Community and Historical Nature of the Area
The building that now houses EbonNia gallery was built in the early 1900's. It has served a variety of uses over the years, being a paint, electrical supplies, and carpet and tile store
During the summer of 2002, two former occupants of this building stopped by, while the building was in the final stages of being rehabbed. They came by to "see the old place" and share stories of their experiance in the building and the neighborhood during "their day." Both me are a store within themeselves. Both are medical doctors now in their 80's who, on separate occasions, had their medical practice on the top floor of the building.
Dr Jones was originally froma small Black town called Grove City, which is located outside of Columbus, Ohio. Dr. Jones attended Southern University in New Orleans, Louisiana on a football and academic scholarship. He attended Meharry Medical School. He had his general practice upstairs during the mid to late 1950's.
The other gentleman, Dr. Weddington, a chiropractic physician, walked in one day during the summer of 2002 to see how his old upstairs office had changed since his practice in the late 1950's-1960's. Dr Weddington retains a special pride in having worked in the neighborhood where he developed many friends within the African-American general population and the African-American leadership. He has many fond

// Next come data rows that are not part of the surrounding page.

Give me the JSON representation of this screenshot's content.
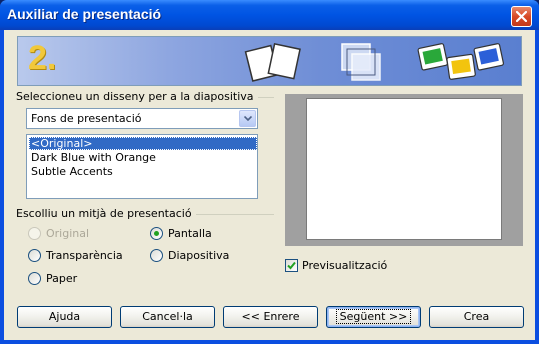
{
  "window": {
    "title": "Auxiliar de presentació"
  },
  "banner": {
    "step_number": "2."
  },
  "design_group": {
    "label": "Seleccioneu un disseny per a la diapositiva",
    "dropdown_value": "Fons de presentació",
    "items": [
      "<Original>",
      "Dark Blue with Orange",
      "Subtle Accents"
    ],
    "selected_index": 0
  },
  "medium_group": {
    "label": "Escolliu un mitjà de presentació",
    "options": [
      {
        "label": "Original",
        "checked": false,
        "disabled": true
      },
      {
        "label": "Pantalla",
        "checked": true,
        "disabled": false
      },
      {
        "label": "Transparència",
        "checked": false,
        "disabled": false
      },
      {
        "label": "Diapositiva",
        "checked": false,
        "disabled": false
      },
      {
        "label": "Paper",
        "checked": false,
        "disabled": false
      }
    ]
  },
  "preview": {
    "checkbox_label": "Previsualització",
    "checked": true
  },
  "buttons": {
    "help": "Ajuda",
    "cancel": "Cancel·la",
    "back": "<< Enrere",
    "next": "Següent >>",
    "create": "Crea"
  }
}
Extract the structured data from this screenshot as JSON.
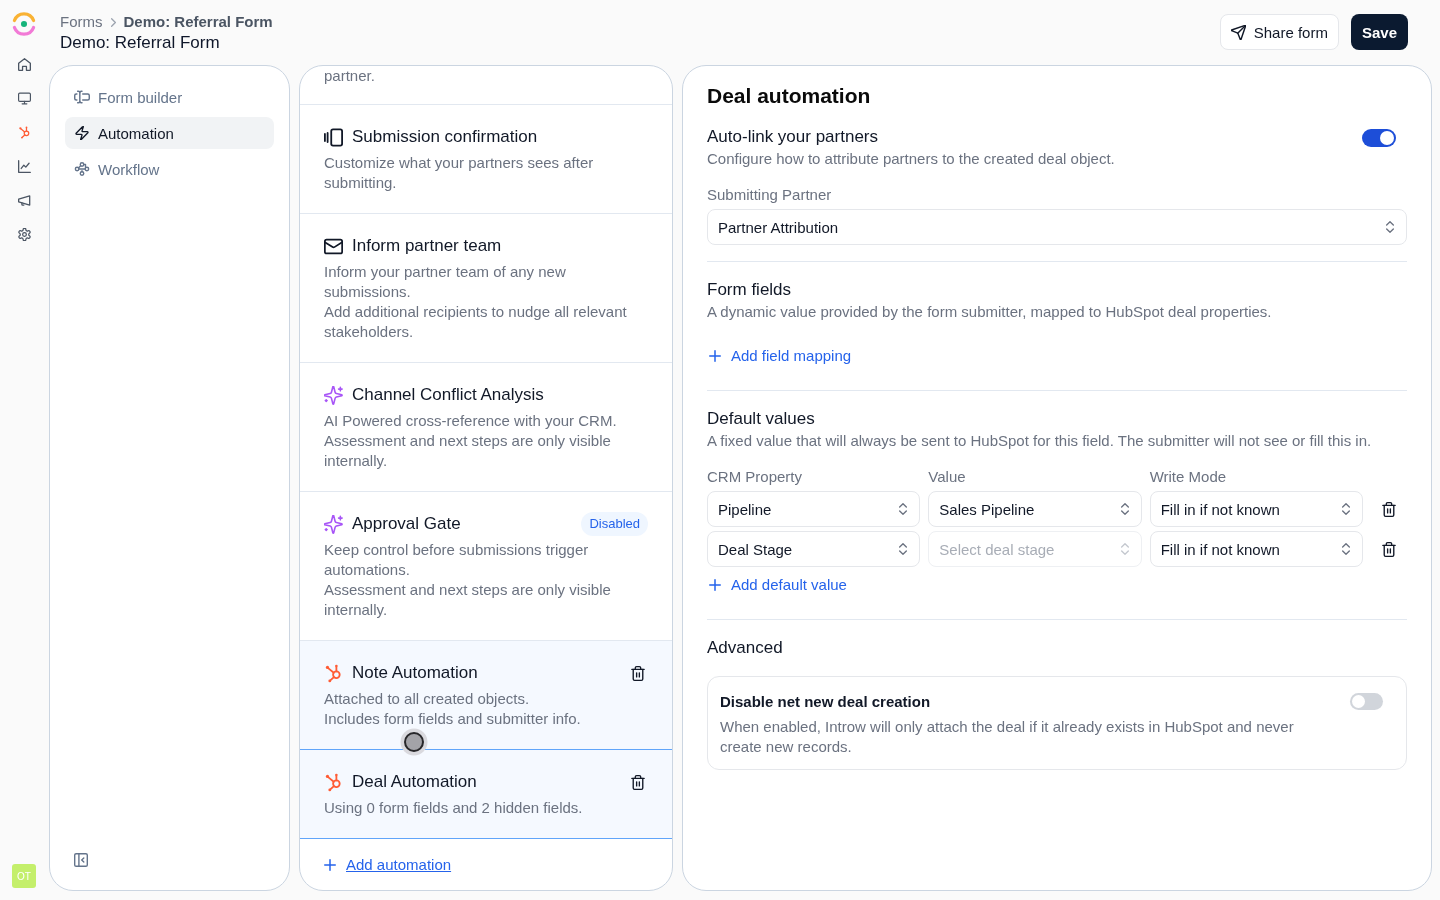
{
  "rail": {
    "avatar": "OT"
  },
  "header": {
    "breadcrumb": [
      "Forms",
      "Demo: Referral Form"
    ],
    "title": "Demo: Referral Form",
    "buttons": [
      {
        "label": "Share form",
        "kind": "secondary"
      },
      {
        "label": "Save",
        "kind": "primary"
      }
    ]
  },
  "sidebar": {
    "items": [
      {
        "label": "Form builder",
        "selected": false
      },
      {
        "label": "Automation",
        "selected": true
      },
      {
        "label": "Workflow",
        "selected": false
      }
    ]
  },
  "automations": {
    "partial_text": "partner.",
    "items": [
      {
        "kind": "confirmation",
        "title": "Submission confirmation",
        "description": "Customize what your partners sees after submitting.",
        "selected": false
      },
      {
        "kind": "notification",
        "title": "Inform partner team",
        "description": "Inform your partner team of any new submissions.\nAdd additional recipients to nudge all relevant stakeholders.",
        "selected": false
      },
      {
        "kind": "ai",
        "title": "Channel Conflict Analysis",
        "description": "AI Powered cross-reference with your CRM.\nAssessment and next steps are only visible internally.",
        "selected": false
      },
      {
        "kind": "ai",
        "title": "Approval Gate",
        "badge": "Disabled",
        "description": "Keep control before submissions trigger automations.\nAssessment and next steps are only visible internally.",
        "selected": false
      },
      {
        "kind": "crm",
        "title": "Note Automation",
        "description": "Attached to all created objects.\nIncludes form fields and submitter info.",
        "selected": true
      },
      {
        "kind": "crm",
        "title": "Deal Automation",
        "description": "Using 0 form fields and 2 hidden fields.",
        "selected": true
      }
    ],
    "add_link": "Add automation"
  },
  "deal_automation": {
    "title": "Deal automation",
    "auto_link": {
      "title": "Auto-link your partners",
      "description": "Configure how to attribute partners to the created deal object.",
      "on": true
    },
    "submitting_partner": {
      "label": "Submitting Partner",
      "value": "Partner Attribution"
    },
    "form_fields": {
      "title": "Form fields",
      "description": "A dynamic value provided by the form submitter, mapped to HubSpot deal properties.",
      "add_link": "Add field mapping"
    },
    "default_values": {
      "title": "Default values",
      "description": "A fixed value that will always be sent to HubSpot for this field. The submitter will not see or fill this in.",
      "columns": [
        "CRM Property",
        "Value",
        "Write Mode"
      ],
      "rows": [
        {
          "crm_property": "Pipeline",
          "value": {
            "value": "Sales Pipeline",
            "disabled": false
          },
          "write_mode": "Fill in if not known"
        },
        {
          "crm_property": "Deal Stage",
          "value": {
            "placeholder": "Select deal stage",
            "disabled": true
          },
          "write_mode": "Fill in if not known"
        }
      ],
      "add_link": "Add default value"
    },
    "advanced": {
      "title": "Advanced",
      "option": {
        "title": "Disable net new deal creation",
        "description": "When enabled, Introw will only attach the deal if it already exists in HubSpot and never create new records.",
        "on": false
      }
    }
  }
}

The Wright Dunbar Business Village, also known as the West Third Street Historic District, is a largely commercial district made up of two and three story brick buildings built between 1885-1924. As is typical of turn-of-the-century commercial disstricts, most of the buildings originally had stores on the ground level with offics and residences above. The style of buildings is predominately Romesque Revival, with several examples of Italiante and Classical Revival buildings enlivening the mix. This historic area is significant because of its association with three prominent Daytonians, Orville and Wilber Wright, and Paul Laurence Dunbar, all of who lived and worked in or near the corridor. It is also architecturally significant as a cohesive collection of the late 19th and early 20th century buildings, which give poeple the opportunity to experience a virtually uninterupted historic streetscape. (from www.wright-dunbar.org/history.html)